”We need more than just talk:” UNI stands with global union movement in demanding change at G20
As the G20 Labour and Employment Ministers meet on 8-9 September, UNI Global Union is joining the international trade union movement in demanding immediate action to address the social and economic crises exacerbated by the Covid-19 pandemic.
The L20, the union counterpart to the G20 ministers, released a statement outlining the pressing steps that must be taken to expand employment, deepen social protections, protect fundamental rights, and invest in a real recovery for working people.
“At the G20, we need more than just talk, we need commitment to real, urgent action,” said Christy Hoffman, General Secretary of UNI Global Union. “Working people are not looking to merely turn back the clock to pre-pandemic times. We want a transformation away from the growing inequalities and degradation of standards for working people that we’ve experienced in recent decades. This pandemic has put the gaps into glaring relief. We call on governments to muster the political will power to strengthen collective bargaining, to rein in corporate abuses, and to empower your people.”
The statement provides a broad framework for a response to the health and socio-economic impacts Covid, but also gives concrete measures for G20 governments. One example is that mutli-national enterprises receiving recovery support should honour purchasing contracts and assume responsibility for workers in the supply chain. Economic support programs should promote collective bargaining and a just transition to zero carbon. Of critical importance to UNI, the statement demands that governments “recognize the valuable contribution and commitment of essential workers and protect them with higher wages, a safe working environment, and respect their right to unionize and collectively bargain.”

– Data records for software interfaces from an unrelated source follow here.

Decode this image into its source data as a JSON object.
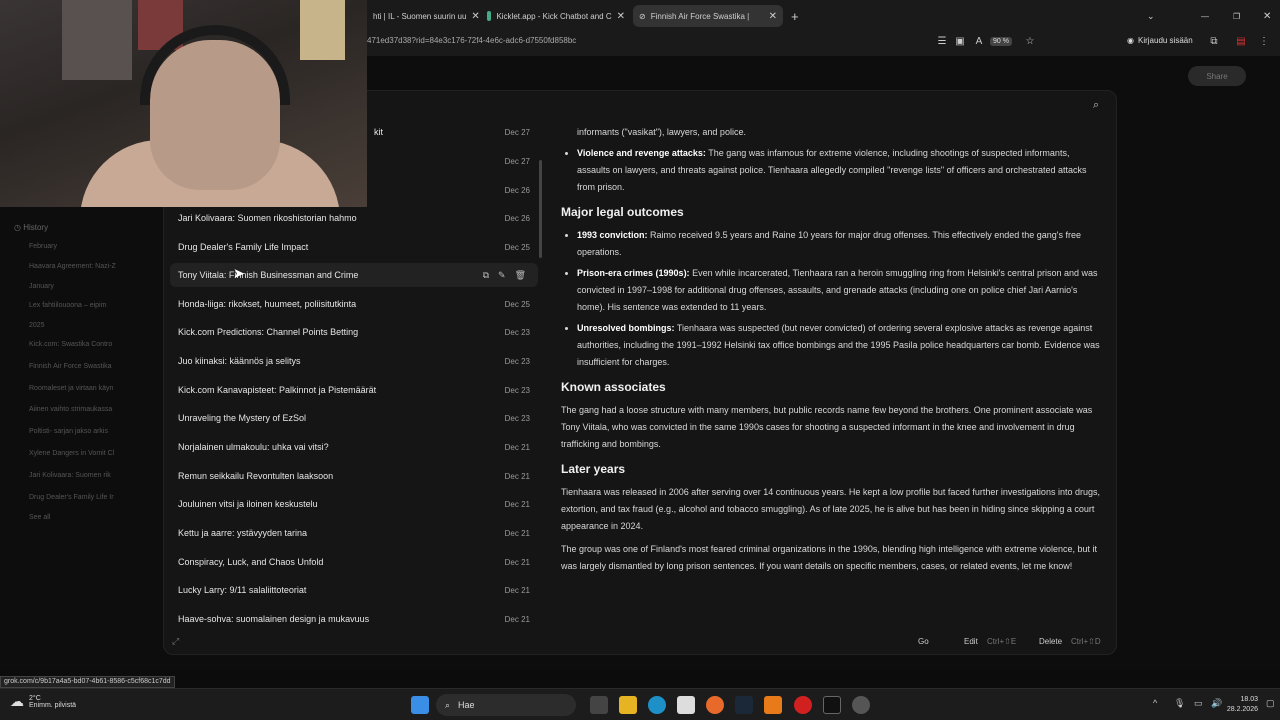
{
  "browser": {
    "tabs": [
      {
        "label": "hti | IL - Suomen suurin uu",
        "active": false
      },
      {
        "label": "Kicklet.app - Kick Chatbot and C",
        "active": false
      },
      {
        "label": "Finnish Air Force Swastika |",
        "active": true
      }
    ],
    "url": "471ed37d38?rid=84e3c176-72f4-4e6c-adc6-d7550fd858bc",
    "zoom": "90 %",
    "login": "Kirjaudu sisään",
    "share": "Share"
  },
  "left_nav": {
    "history": "History",
    "section1": "February",
    "section2": "January",
    "section3": "2025",
    "items": [
      "Haavara Agreement: Nazi-Z",
      "Lex fahtiilouoona – eipim",
      "Kick.com: Swastika Contro",
      "Finnish Air Force Swastika",
      "Roomaleset ja virtaan käyn",
      "Aiinen vaihto strimaukassa",
      "Poltisti- sarjan jakso arkis",
      "Xylene Dangers in Vomit Cl",
      "Jari Kolivaara: Suomen rik",
      "Drug Dealer's Family Life Ir"
    ],
    "see_all": "See all"
  },
  "history_list": [
    {
      "title": "kit",
      "date": "Dec 27"
    },
    {
      "title": "",
      "date": "Dec 27"
    },
    {
      "title": "",
      "date": "Dec 26"
    },
    {
      "title": "Jari Kolivaara: Suomen rikoshistorian hahmo",
      "date": "Dec 26"
    },
    {
      "title": "Drug Dealer's Family Life Impact",
      "date": "Dec 25"
    },
    {
      "title": "Tony Viitala: Finnish Businessman and Crime",
      "date": ""
    },
    {
      "title": "Honda-liiga: rikokset, huumeet, poliisitutkinta",
      "date": "Dec 25"
    },
    {
      "title": "Kick.com Predictions: Channel Points Betting",
      "date": "Dec 23"
    },
    {
      "title": "Juo kiinaksi: käännös ja selitys",
      "date": "Dec 23"
    },
    {
      "title": "Kick.com Kanavapisteet: Palkinnot ja Pistemäärät",
      "date": "Dec 23"
    },
    {
      "title": "Unraveling the Mystery of EzSol",
      "date": "Dec 23"
    },
    {
      "title": "Norjalainen ulmakoulu: uhka vai vitsi?",
      "date": "Dec 21"
    },
    {
      "title": "Remun seikkailu Revontulten laaksoon",
      "date": "Dec 21"
    },
    {
      "title": "Jouluinen vitsi ja iloinen keskustelu",
      "date": "Dec 21"
    },
    {
      "title": "Kettu ja aarre: ystävyyden tarina",
      "date": "Dec 21"
    },
    {
      "title": "Conspiracy, Luck, and Chaos Unfold",
      "date": "Dec 21"
    },
    {
      "title": "Lucky Larry: 9/11 salaliittoteoriat",
      "date": "Dec 21"
    },
    {
      "title": "Haave-sohva: suomalainen design ja mukavuus",
      "date": "Dec 21"
    }
  ],
  "content": {
    "bullet0": "informants (\"vasikat\"), lawyers, and police.",
    "b1_label": "Violence and revenge attacks:",
    "b1_text": " The gang was infamous for extreme violence, including shootings of suspected informants, assaults on lawyers, and threats against police. Tienhaara allegedly compiled \"revenge lists\" of officers and orchestrated attacks from prison.",
    "h1": "Major legal outcomes",
    "b2_label": "1993 conviction:",
    "b2_text": " Raimo received 9.5 years and Raine 10 years for major drug offenses. This effectively ended the gang's free operations.",
    "b3_label": "Prison-era crimes (1990s):",
    "b3_text": " Even while incarcerated, Tienhaara ran a heroin smuggling ring from Helsinki's central prison and was convicted in 1997–1998 for additional drug offenses, assaults, and grenade attacks (including one on police chief Jari Aarnio's home). His sentence was extended to 11 years.",
    "b4_label": "Unresolved bombings:",
    "b4_text": " Tienhaara was suspected (but never convicted) of ordering several explosive attacks as revenge against authorities, including the 1991–1992 Helsinki tax office bombings and the 1995 Pasila police headquarters car bomb. Evidence was insufficient for charges.",
    "h2": "Known associates",
    "p1": "The gang had a loose structure with many members, but public records name few beyond the brothers. One prominent associate was Tony Viitala, who was convicted in the same 1990s cases for shooting a suspected informant in the knee and involvement in drug trafficking and bombings.",
    "h3": "Later years",
    "p2": "Tienhaara was released in 2006 after serving over 14 continuous years. He kept a low profile but faced further investigations into drugs, extortion, and tax fraud (e.g., alcohol and tobacco smuggling). As of late 2025, he is alive but has been in hiding since skipping a court appearance in 2024.",
    "p3": "The group was one of Finland's most feared criminal organizations in the 1990s, blending high intelligence with extreme violence, but it was largely dismantled by long prison sentences. If you want details on specific members, cases, or related events, let me know!"
  },
  "footer": {
    "go": "Go",
    "edit": "Edit",
    "edit_kbd": "Ctrl+⇧E",
    "delete": "Delete",
    "delete_kbd": "Ctrl+⇧D"
  },
  "status_url": "grok.com/c/9b17a4a5-bd07-4b61-8586-c5cf68c1c7dd",
  "taskbar": {
    "temp": "2°C",
    "weather": "Enimm. pilvistä",
    "search": "Hae",
    "time": "18.03",
    "date": "28.2.2026"
  }
}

With companies like Amazon monopolizing not only retail marketplaces but our data, the L20 unions also call for regulation to stop the increasing concentration of power in big tech, and for platforms to take responsibility for their workers, no matter their employment status.
“The scale and depth of this crisis everywhere require courageous action by governments, with 350 million jobs lost or under threat, and hundreds of millions of workers in the informal economy facing destitution. Partial measures, or even worse a retreat to the failed dogma of austerity, would be disastrous. Now is the time for governments to put in place a new social contract with financing for recovery that meets the test of realising the Sustainable Development Goals and climate action with social dialogue for just transition,” said ITUC General Secretary Sharan Burrow.